Named after Saint Mary Magdalene, this Roman Catholic church is located on the one of the streets leading from the Piazza della Rotonda in the Campo Marzio area of historic Rome. Started in the 17th century, the current church was completed in 1699 after seventy years of work involving several architects including Carlo Quadri, Carlo Fontana (who is thought to have designed the dome) and Giovanni Antonio de Rossi. It is uncertain who designed the curved main Rococo-style (unusual style in Roman church facades) facade, which was finished circa 1735.
Built in the Baroque style, early guide books credit Giuseppe Sardi with its highly unusual façade decoration. It also displays motifs reminiscent of Borromini. Between 1732 and 1734, Portuguese Manuel Rodrigues dos Santos (historian Alessandra Marino believes that it is Dos Santos, rather than Giuseppe Sardi, that the design should be attributed), an architect of the order, directed the completion of works at the church. The monastery, on the church’s left, was constructed circa 1678 by Paolo Amato (from Palermo) and completed in the early 1680s by C.F. Bizzacheri.
The architecturally complex interior has an elongated, octagonal Borrominesque nave flanked by two chapels. The main chapel, to the right, is dedicated to and holds the relics of Saint Camillus, its vault frescoed in 1744 by Sebastiano Conca. The church also has a Christ, Virgin, and St. Nicolas of Bari by Baciccia and a San Lorenzo Giustiniani with Infant Jesus by Luca Giordano. The elaborately painted, stuccoed Rococo sacristy is decorated with polychrome marble.

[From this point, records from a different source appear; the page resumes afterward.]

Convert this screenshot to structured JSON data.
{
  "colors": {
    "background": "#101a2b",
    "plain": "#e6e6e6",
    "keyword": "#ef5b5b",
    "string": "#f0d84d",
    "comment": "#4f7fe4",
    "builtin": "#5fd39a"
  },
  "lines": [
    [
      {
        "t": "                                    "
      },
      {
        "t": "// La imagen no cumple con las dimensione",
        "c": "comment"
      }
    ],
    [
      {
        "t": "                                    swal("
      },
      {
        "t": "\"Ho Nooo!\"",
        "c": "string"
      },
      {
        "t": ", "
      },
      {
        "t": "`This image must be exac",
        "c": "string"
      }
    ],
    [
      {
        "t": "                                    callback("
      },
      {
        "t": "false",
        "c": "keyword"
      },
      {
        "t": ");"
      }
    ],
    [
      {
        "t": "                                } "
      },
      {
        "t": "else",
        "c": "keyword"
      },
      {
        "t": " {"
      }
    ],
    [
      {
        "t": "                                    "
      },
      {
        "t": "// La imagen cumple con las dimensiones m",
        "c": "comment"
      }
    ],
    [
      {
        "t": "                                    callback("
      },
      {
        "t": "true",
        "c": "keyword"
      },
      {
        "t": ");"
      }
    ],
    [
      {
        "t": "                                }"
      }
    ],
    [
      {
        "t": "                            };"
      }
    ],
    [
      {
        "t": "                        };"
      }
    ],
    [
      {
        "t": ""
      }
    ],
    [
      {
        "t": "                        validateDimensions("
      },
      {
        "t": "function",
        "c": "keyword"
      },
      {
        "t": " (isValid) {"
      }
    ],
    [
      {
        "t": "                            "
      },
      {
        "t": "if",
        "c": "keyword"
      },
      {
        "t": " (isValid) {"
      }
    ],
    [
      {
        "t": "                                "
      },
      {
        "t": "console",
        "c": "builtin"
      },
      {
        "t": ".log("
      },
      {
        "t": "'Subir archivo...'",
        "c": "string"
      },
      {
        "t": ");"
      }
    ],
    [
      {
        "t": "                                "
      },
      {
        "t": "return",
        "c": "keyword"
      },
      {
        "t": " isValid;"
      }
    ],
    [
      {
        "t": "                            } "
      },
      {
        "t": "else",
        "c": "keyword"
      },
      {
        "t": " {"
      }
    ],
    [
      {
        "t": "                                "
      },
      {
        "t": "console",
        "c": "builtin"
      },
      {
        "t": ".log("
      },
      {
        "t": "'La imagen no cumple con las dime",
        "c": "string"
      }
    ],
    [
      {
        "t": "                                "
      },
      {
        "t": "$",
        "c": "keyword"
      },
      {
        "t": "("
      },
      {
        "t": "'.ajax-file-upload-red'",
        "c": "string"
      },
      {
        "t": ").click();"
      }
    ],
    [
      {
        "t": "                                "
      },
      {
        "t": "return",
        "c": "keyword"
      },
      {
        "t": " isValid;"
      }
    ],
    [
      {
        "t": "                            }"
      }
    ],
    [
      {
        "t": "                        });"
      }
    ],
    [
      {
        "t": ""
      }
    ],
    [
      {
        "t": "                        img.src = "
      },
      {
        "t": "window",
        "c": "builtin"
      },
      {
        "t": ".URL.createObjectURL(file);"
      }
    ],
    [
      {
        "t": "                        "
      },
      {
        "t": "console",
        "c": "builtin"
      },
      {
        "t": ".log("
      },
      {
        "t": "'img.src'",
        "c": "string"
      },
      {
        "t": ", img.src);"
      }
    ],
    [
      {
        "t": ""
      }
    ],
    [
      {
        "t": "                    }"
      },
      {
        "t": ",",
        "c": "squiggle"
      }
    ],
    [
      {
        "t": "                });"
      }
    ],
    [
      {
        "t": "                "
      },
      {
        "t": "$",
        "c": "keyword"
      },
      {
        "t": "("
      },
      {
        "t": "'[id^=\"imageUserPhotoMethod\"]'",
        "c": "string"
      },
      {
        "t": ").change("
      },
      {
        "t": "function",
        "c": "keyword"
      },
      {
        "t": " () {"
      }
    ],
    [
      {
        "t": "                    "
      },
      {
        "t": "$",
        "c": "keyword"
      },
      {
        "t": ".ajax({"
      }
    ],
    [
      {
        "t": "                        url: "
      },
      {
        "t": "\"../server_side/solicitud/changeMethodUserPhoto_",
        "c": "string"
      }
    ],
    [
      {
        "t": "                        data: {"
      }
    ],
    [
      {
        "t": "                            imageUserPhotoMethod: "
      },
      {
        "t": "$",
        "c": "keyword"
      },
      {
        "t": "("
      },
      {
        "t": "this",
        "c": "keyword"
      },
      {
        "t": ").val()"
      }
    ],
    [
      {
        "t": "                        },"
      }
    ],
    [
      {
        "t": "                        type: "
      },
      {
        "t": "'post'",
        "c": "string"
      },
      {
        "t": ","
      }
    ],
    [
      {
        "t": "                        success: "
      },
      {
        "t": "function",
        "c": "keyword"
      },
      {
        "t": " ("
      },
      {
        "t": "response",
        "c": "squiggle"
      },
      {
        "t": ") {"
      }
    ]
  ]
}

Church of Santa Maria Maddalena: Via della Maddalena, Rome, Italy